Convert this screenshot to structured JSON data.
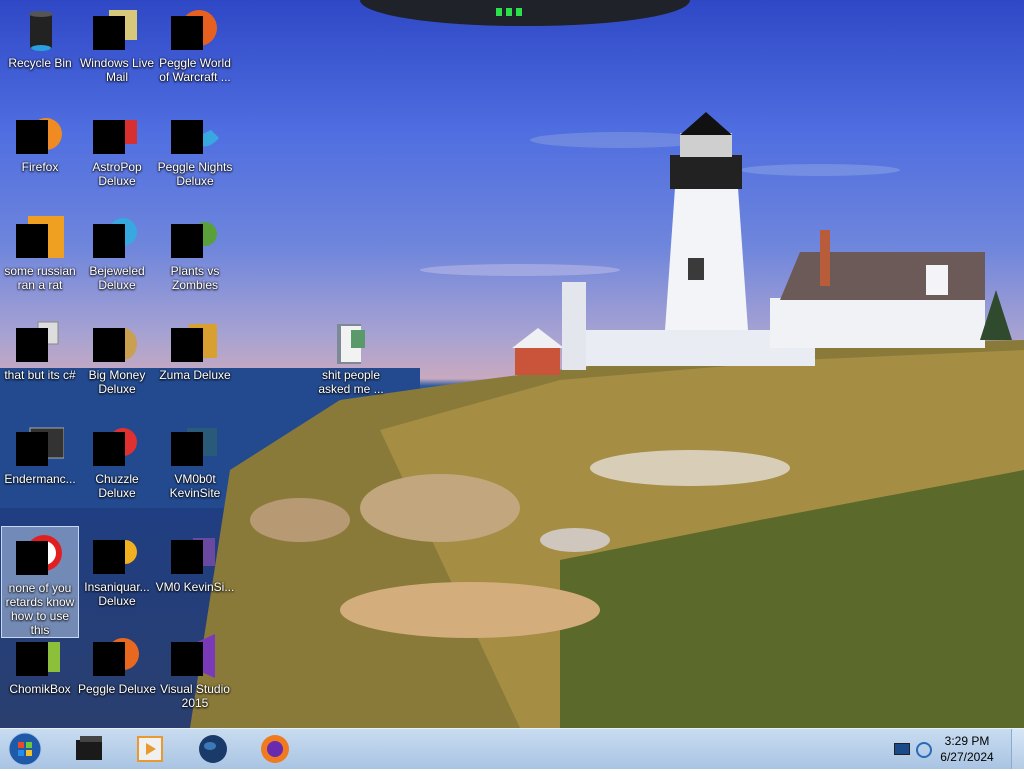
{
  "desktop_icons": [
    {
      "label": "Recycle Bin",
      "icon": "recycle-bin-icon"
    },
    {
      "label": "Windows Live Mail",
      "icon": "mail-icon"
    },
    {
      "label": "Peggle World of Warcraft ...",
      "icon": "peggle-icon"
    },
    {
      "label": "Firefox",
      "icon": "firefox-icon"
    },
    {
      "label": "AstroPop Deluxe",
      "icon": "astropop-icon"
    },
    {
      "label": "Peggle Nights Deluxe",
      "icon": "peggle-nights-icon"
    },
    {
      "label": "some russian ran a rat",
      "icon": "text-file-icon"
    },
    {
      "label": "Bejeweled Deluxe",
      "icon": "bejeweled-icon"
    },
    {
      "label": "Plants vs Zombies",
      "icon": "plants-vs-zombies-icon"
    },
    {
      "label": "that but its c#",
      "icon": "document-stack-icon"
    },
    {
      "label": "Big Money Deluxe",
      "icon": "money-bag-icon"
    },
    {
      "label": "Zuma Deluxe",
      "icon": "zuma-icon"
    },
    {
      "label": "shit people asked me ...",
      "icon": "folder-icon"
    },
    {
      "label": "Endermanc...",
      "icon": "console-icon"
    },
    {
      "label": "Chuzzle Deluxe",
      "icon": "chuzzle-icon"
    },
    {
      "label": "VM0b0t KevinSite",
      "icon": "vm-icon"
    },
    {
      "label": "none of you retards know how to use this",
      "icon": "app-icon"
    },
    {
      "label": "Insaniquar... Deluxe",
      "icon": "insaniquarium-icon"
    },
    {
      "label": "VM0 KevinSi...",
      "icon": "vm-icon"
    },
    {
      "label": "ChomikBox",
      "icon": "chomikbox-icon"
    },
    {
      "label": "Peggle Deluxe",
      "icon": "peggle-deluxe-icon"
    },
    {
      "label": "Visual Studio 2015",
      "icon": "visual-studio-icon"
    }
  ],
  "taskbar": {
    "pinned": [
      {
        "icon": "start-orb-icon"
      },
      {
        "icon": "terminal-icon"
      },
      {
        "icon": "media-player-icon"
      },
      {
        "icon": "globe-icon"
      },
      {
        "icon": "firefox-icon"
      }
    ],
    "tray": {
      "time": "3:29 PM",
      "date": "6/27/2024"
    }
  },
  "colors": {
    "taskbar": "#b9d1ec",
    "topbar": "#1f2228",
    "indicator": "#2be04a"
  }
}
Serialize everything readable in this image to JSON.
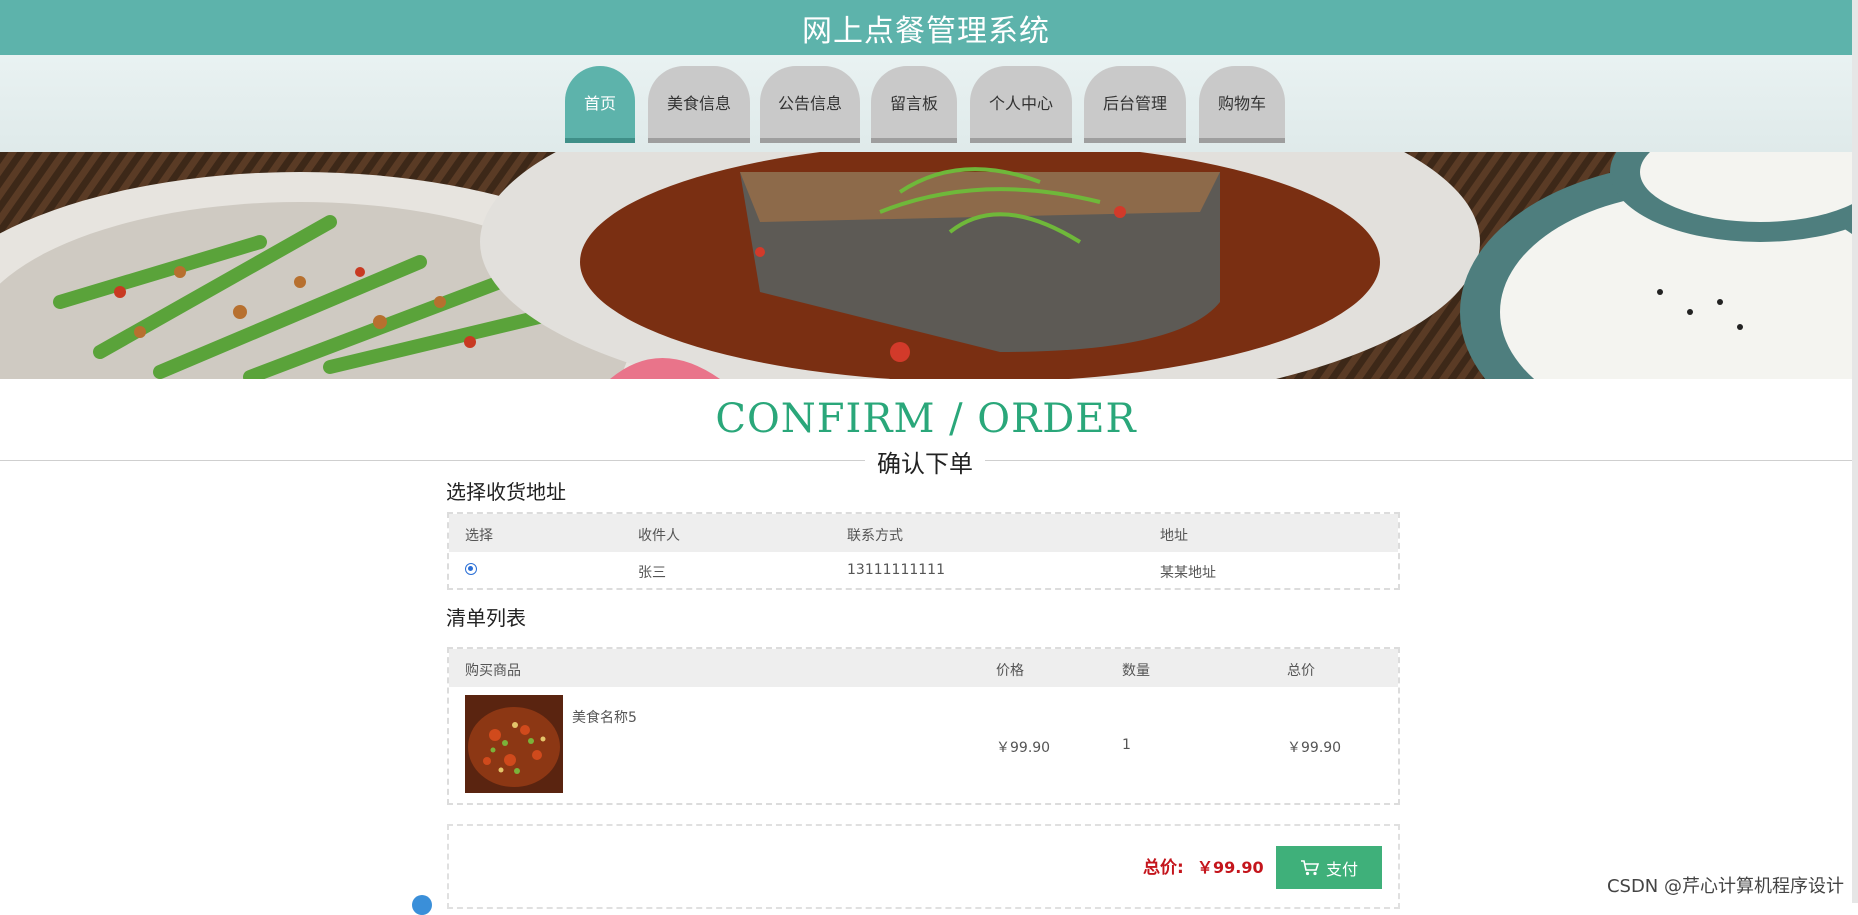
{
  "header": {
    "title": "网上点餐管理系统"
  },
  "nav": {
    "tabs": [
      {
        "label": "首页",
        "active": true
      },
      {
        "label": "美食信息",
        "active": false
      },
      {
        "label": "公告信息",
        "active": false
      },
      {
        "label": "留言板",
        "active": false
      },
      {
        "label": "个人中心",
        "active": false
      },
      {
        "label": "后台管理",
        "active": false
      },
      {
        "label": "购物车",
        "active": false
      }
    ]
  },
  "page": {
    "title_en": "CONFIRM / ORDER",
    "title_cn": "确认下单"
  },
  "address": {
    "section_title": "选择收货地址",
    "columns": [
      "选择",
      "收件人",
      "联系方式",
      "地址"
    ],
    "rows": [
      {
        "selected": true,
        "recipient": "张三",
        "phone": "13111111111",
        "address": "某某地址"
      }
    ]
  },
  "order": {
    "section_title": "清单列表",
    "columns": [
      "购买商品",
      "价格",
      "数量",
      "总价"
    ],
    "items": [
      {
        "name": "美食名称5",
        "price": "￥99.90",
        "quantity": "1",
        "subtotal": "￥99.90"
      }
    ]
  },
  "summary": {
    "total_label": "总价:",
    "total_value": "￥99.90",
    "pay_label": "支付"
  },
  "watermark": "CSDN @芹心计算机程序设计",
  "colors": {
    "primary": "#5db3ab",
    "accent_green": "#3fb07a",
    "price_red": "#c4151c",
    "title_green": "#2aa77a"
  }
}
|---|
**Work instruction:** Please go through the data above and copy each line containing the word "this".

**Answer box:**
Convert this screenshot to structured JSON data.
      "label": "none of you retards know how to use this",
Serialize everything readable in this image to JSON.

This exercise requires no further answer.